### Dataset records
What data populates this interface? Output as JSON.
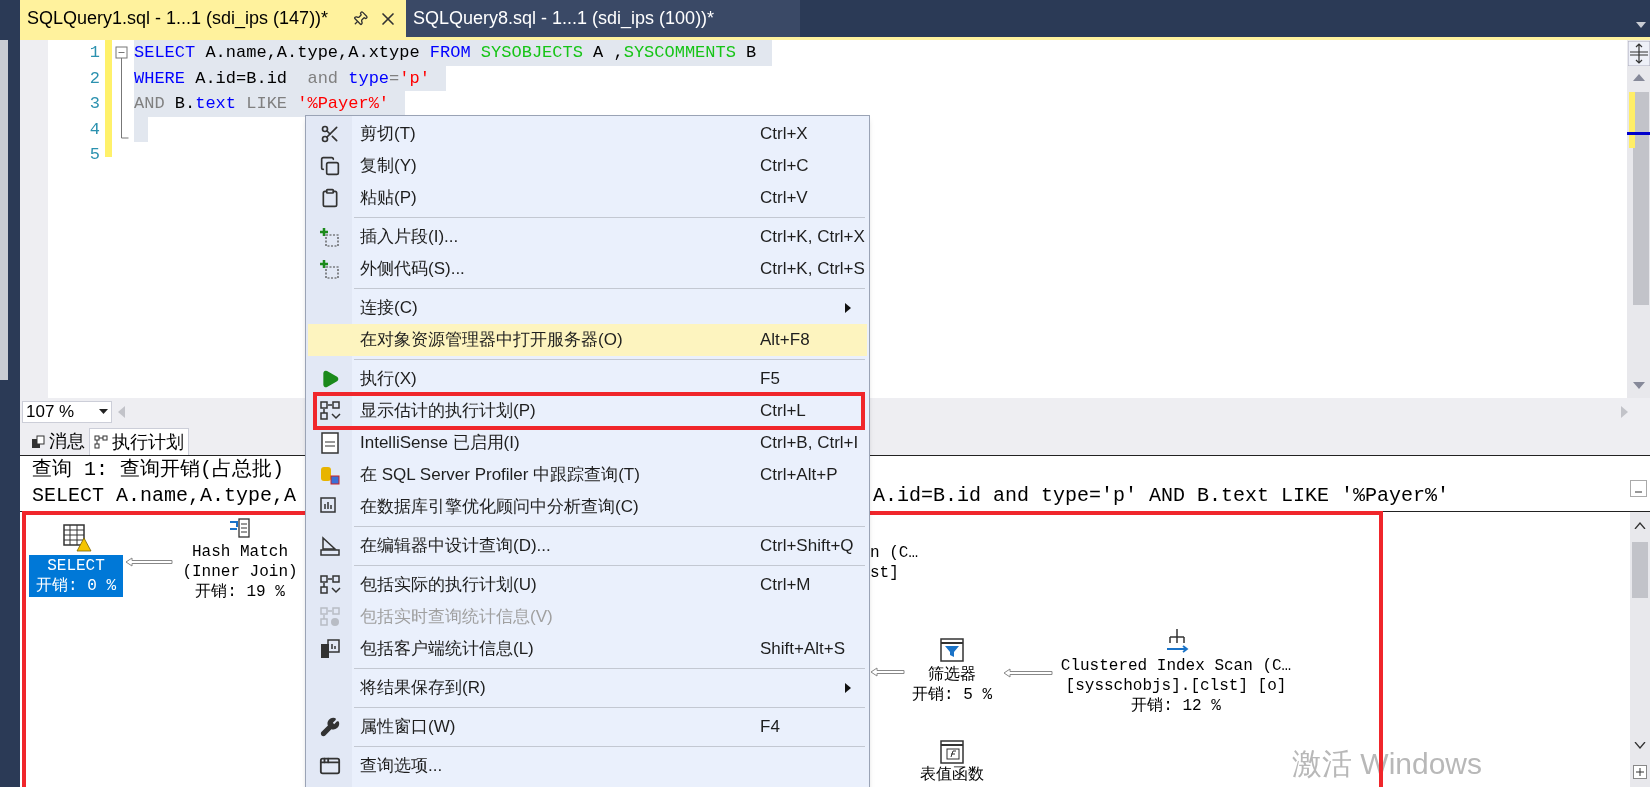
{
  "tabs": [
    {
      "title": "SQLQuery1.sql - 1...1 (sdi_ips (147))*",
      "selected": true
    },
    {
      "title": "SQLQuery8.sql - 1...1 (sdi_ips (100))*",
      "selected": false
    }
  ],
  "editor": {
    "lines": [
      {
        "number": "1",
        "selected": true,
        "tokens": [
          {
            "kind": "keyword",
            "text": "SELECT"
          },
          {
            "kind": "plain",
            "text": " A.name,A.type,A.xtype "
          },
          {
            "kind": "keyword",
            "text": "FROM"
          },
          {
            "kind": "object",
            "text": " SYSOBJECTS"
          },
          {
            "kind": "plain",
            "text": " A ,"
          },
          {
            "kind": "object",
            "text": "SYSCOMMENTS"
          },
          {
            "kind": "plain",
            "text": " B"
          }
        ]
      },
      {
        "number": "2",
        "selected": true,
        "tokens": [
          {
            "kind": "keyword",
            "text": "WHERE"
          },
          {
            "kind": "plain",
            "text": " A.id=B.id  "
          },
          {
            "kind": "operator",
            "text": "and"
          },
          {
            "kind": "keyword",
            "text": " type"
          },
          {
            "kind": "operator",
            "text": "="
          },
          {
            "kind": "string",
            "text": "'p'"
          }
        ]
      },
      {
        "number": "3",
        "selected": true,
        "tokens": [
          {
            "kind": "operator",
            "text": "AND"
          },
          {
            "kind": "plain",
            "text": " B."
          },
          {
            "kind": "keyword",
            "text": "text"
          },
          {
            "kind": "operator",
            "text": " LIKE"
          },
          {
            "kind": "string",
            "text": " '%Payer%'"
          }
        ]
      },
      {
        "number": "4",
        "selected": true
      },
      {
        "number": "5",
        "selected": false
      }
    ]
  },
  "zoom": {
    "value": "107 %"
  },
  "results_tabs": [
    {
      "label": "消息",
      "selected": false
    },
    {
      "label": "执行计划",
      "selected": true
    }
  ],
  "plan_header": {
    "line_1": "查询 1: 查询开销(占总批)",
    "line_2_left": "SELECT A.name,A.type,A",
    "line_2_right": "A.id=B.id and type='p' AND B.text LIKE '%Payer%'"
  },
  "plan": {
    "marked": true,
    "nodes": [
      {
        "kind": "select",
        "selected": true,
        "lines": [
          "SELECT",
          "开销: 0 %"
        ]
      },
      {
        "kind": "hash-match",
        "selected": false,
        "lines": [
          "Hash Match",
          "(Inner Join)",
          "开销: 19 %"
        ]
      },
      {
        "kind": "partial",
        "selected": false,
        "lines": [
          "n (C…",
          "st]"
        ]
      },
      {
        "kind": "filter",
        "selected": false,
        "lines": [
          "筛选器",
          "开销: 5 %"
        ]
      },
      {
        "kind": "clustered-index-scan",
        "selected": false,
        "lines": [
          "Clustered Index Scan (C…",
          "[sysschobjs].[clst] [o]",
          "开销: 12 %"
        ]
      },
      {
        "kind": "table-function",
        "selected": false,
        "lines": [
          "表值函数"
        ]
      }
    ]
  },
  "activation_notice": "激活 Windows",
  "context_menu": {
    "items": [
      {
        "kind": "item",
        "label": "剪切(T)",
        "shortcut": "Ctrl+X",
        "selected": false,
        "disabled": false,
        "submenu": false,
        "marked": false
      },
      {
        "kind": "item",
        "label": "复制(Y)",
        "shortcut": "Ctrl+C",
        "selected": false,
        "disabled": false,
        "submenu": false,
        "marked": false
      },
      {
        "kind": "item",
        "label": "粘贴(P)",
        "shortcut": "Ctrl+V",
        "selected": false,
        "disabled": false,
        "submenu": false,
        "marked": false
      },
      {
        "kind": "separator"
      },
      {
        "kind": "item",
        "label": "插入片段(I)...",
        "shortcut": "Ctrl+K, Ctrl+X",
        "selected": false,
        "disabled": false,
        "submenu": false,
        "marked": false
      },
      {
        "kind": "item",
        "label": "外侧代码(S)...",
        "shortcut": "Ctrl+K, Ctrl+S",
        "selected": false,
        "disabled": false,
        "submenu": false,
        "marked": false
      },
      {
        "kind": "separator"
      },
      {
        "kind": "item",
        "label": "连接(C)",
        "selected": false,
        "disabled": false,
        "submenu": true,
        "marked": false
      },
      {
        "kind": "item",
        "label": "在对象资源管理器中打开服务器(O)",
        "shortcut": "Alt+F8",
        "selected": true,
        "disabled": false,
        "submenu": false,
        "marked": false
      },
      {
        "kind": "separator"
      },
      {
        "kind": "item",
        "label": "执行(X)",
        "shortcut": "F5",
        "selected": false,
        "disabled": false,
        "submenu": false,
        "marked": false
      },
      {
        "kind": "item",
        "label": "显示估计的执行计划(P)",
        "shortcut": "Ctrl+L",
        "selected": false,
        "disabled": false,
        "submenu": false,
        "marked": true
      },
      {
        "kind": "item",
        "label": "IntelliSense 已启用(I)",
        "shortcut": "Ctrl+B, Ctrl+I",
        "selected": false,
        "disabled": false,
        "submenu": false,
        "marked": false
      },
      {
        "kind": "item",
        "label": "在 SQL Server Profiler 中跟踪查询(T)",
        "shortcut": "Ctrl+Alt+P",
        "selected": false,
        "disabled": false,
        "submenu": false,
        "marked": false
      },
      {
        "kind": "item",
        "label": "在数据库引擎优化顾问中分析查询(C)",
        "selected": false,
        "disabled": false,
        "submenu": false,
        "marked": false
      },
      {
        "kind": "separator"
      },
      {
        "kind": "item",
        "label": "在编辑器中设计查询(D)...",
        "shortcut": "Ctrl+Shift+Q",
        "selected": false,
        "disabled": false,
        "submenu": false,
        "marked": false
      },
      {
        "kind": "separator"
      },
      {
        "kind": "item",
        "label": "包括实际的执行计划(U)",
        "shortcut": "Ctrl+M",
        "selected": false,
        "disabled": false,
        "submenu": false,
        "marked": false
      },
      {
        "kind": "item",
        "label": "包括实时查询统计信息(V)",
        "selected": false,
        "disabled": true,
        "submenu": false,
        "marked": false
      },
      {
        "kind": "item",
        "label": "包括客户端统计信息(L)",
        "shortcut": "Shift+Alt+S",
        "selected": false,
        "disabled": false,
        "submenu": false,
        "marked": false
      },
      {
        "kind": "separator"
      },
      {
        "kind": "item",
        "label": "将结果保存到(R)",
        "selected": false,
        "disabled": false,
        "submenu": true,
        "marked": false
      },
      {
        "kind": "separator"
      },
      {
        "kind": "item",
        "label": "属性窗口(W)",
        "shortcut": "F4",
        "selected": false,
        "disabled": false,
        "submenu": false,
        "marked": false
      },
      {
        "kind": "separator"
      },
      {
        "kind": "item",
        "label": "查询选项...",
        "selected": false,
        "disabled": false,
        "submenu": false,
        "marked": false
      }
    ]
  }
}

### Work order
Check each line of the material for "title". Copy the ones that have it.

### Reply
      "title": "SQLQuery1.sql - 1...1 (sdi_ips (147))*",
      "title": "SQLQuery8.sql - 1...1 (sdi_ips (100))*",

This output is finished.